» **What to produce**: If a line of the data below holds the word "Variant", list it.

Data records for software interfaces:
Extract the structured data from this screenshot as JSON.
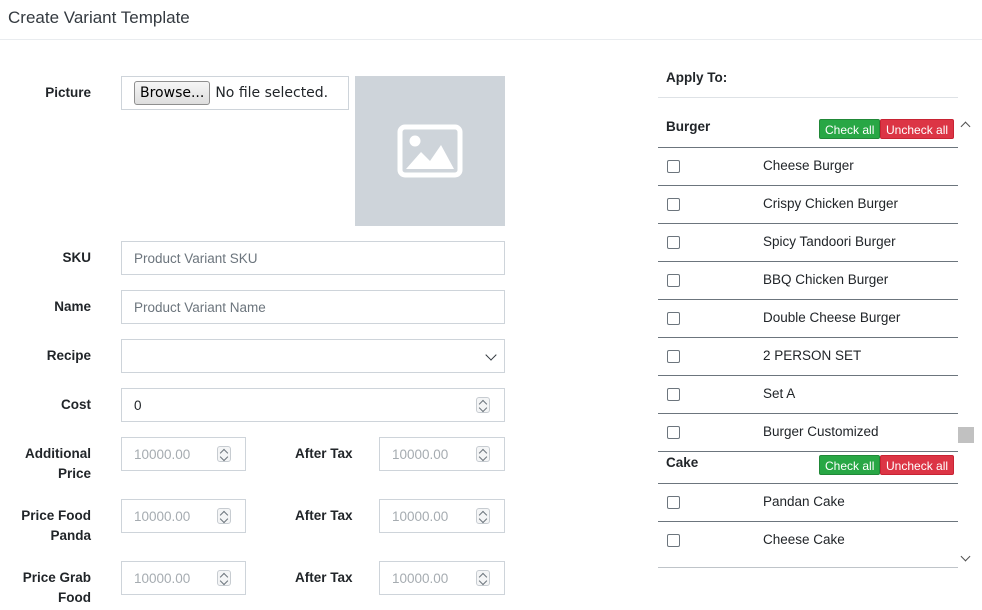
{
  "page": {
    "title": "Create Variant Template"
  },
  "form": {
    "picture": {
      "label": "Picture",
      "browse_label": "Browse...",
      "file_status": "No file selected."
    },
    "sku": {
      "label": "SKU",
      "placeholder": "Product Variant SKU"
    },
    "name": {
      "label": "Name",
      "placeholder": "Product Variant Name"
    },
    "recipe": {
      "label": "Recipe",
      "selected": ""
    },
    "cost": {
      "label": "Cost",
      "value": "0"
    },
    "additional_price": {
      "label_line1": "Additional",
      "label_line2": "Price",
      "value": "10000.00",
      "after_tax_label": "After Tax",
      "after_tax_value": "10000.00"
    },
    "price_food_panda": {
      "label_line1": "Price Food",
      "label_line2": "Panda",
      "value": "10000.00",
      "after_tax_label": "After Tax",
      "after_tax_value": "10000.00"
    },
    "price_grab_food": {
      "label_line1": "Price Grab",
      "label_line2": "Food",
      "value": "10000.00",
      "after_tax_label": "After Tax",
      "after_tax_value": "10000.00"
    }
  },
  "apply_to": {
    "title": "Apply To:",
    "groups": [
      {
        "name": "Burger",
        "check_all_label": "Check all",
        "uncheck_all_label": "Uncheck all",
        "items": [
          {
            "name": "Cheese Burger",
            "checked": false
          },
          {
            "name": "Crispy Chicken Burger",
            "checked": false
          },
          {
            "name": "Spicy Tandoori Burger",
            "checked": false
          },
          {
            "name": "BBQ Chicken Burger",
            "checked": false
          },
          {
            "name": "Double Cheese Burger",
            "checked": false
          },
          {
            "name": "2 PERSON SET",
            "checked": false
          },
          {
            "name": "Set A",
            "checked": false
          },
          {
            "name": "Burger Customized",
            "checked": false
          }
        ]
      },
      {
        "name": "Cake",
        "check_all_label": "Check all",
        "uncheck_all_label": "Uncheck all",
        "items": [
          {
            "name": "Pandan Cake",
            "checked": false
          },
          {
            "name": "Cheese Cake",
            "checked": false
          }
        ]
      }
    ]
  },
  "colors": {
    "check_all": "#28a745",
    "uncheck_all": "#dc3545",
    "image_placeholder": "#ced4da"
  },
  "icons": {
    "image_placeholder": "image-icon",
    "recipe_dropdown": "chevron-down-icon",
    "number_spinner": "spinner-icon"
  }
}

» **Answer box**:
    "title": "Create Variant Template"
      "placeholder": "Product Variant SKU"
      "placeholder": "Product Variant Name"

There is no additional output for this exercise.